DIRECTIONS:
All lines of the records below that contain the word "folder" must be listed.

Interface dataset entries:
◇ ◇ ◇ ◇ ◇ ◇ ◇

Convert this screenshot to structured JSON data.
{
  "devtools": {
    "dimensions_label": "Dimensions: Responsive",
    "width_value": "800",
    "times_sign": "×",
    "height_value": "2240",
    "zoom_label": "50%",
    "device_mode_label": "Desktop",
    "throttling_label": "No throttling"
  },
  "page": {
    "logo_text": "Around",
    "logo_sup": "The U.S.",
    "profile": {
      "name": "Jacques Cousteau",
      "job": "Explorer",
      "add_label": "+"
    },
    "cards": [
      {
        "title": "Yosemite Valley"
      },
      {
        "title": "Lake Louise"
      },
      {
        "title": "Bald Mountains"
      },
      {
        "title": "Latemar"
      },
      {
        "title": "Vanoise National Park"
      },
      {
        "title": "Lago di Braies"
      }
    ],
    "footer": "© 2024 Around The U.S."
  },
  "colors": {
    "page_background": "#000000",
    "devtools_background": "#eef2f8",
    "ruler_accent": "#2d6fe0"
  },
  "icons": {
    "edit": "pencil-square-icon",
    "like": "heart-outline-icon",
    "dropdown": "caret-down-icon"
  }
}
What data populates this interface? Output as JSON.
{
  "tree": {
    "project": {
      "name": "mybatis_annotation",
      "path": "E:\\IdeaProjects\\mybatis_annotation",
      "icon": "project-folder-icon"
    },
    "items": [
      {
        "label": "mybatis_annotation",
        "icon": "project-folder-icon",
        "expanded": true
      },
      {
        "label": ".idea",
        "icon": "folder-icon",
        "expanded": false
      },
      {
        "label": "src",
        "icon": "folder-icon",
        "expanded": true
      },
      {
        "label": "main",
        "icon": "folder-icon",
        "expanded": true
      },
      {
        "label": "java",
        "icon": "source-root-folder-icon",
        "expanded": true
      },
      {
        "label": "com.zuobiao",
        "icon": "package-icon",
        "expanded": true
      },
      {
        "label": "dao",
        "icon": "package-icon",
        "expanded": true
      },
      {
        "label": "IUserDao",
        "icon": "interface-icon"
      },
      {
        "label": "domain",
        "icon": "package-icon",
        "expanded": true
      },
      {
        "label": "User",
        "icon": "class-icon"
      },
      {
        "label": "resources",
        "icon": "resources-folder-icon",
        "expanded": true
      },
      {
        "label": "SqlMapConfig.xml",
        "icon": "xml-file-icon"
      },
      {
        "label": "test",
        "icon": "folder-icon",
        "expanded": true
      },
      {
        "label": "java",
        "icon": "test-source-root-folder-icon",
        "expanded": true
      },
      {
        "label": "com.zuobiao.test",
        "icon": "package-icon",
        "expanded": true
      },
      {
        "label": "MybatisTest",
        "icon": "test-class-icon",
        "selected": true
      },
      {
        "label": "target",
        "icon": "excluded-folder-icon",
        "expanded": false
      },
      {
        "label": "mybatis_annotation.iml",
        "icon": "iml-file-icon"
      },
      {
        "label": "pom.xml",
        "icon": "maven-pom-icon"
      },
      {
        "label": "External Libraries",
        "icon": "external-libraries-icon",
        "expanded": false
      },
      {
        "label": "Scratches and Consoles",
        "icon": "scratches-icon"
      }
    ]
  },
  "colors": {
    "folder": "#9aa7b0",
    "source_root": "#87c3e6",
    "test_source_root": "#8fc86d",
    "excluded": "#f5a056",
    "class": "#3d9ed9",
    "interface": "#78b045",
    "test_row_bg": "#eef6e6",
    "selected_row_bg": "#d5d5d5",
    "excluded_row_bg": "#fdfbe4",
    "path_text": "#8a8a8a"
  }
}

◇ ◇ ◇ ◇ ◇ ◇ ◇

RESPONSE:
      "icon": "project-folder-icon"
        "icon": "project-folder-icon",
        "icon": "folder-icon",
        "icon": "folder-icon",
        "icon": "folder-icon",
        "icon": "source-root-folder-icon",
        "icon": "resources-folder-icon",
        "icon": "folder-icon",
        "icon": "test-source-root-folder-icon",
        "icon": "excluded-folder-icon",
    "folder": "#9aa7b0",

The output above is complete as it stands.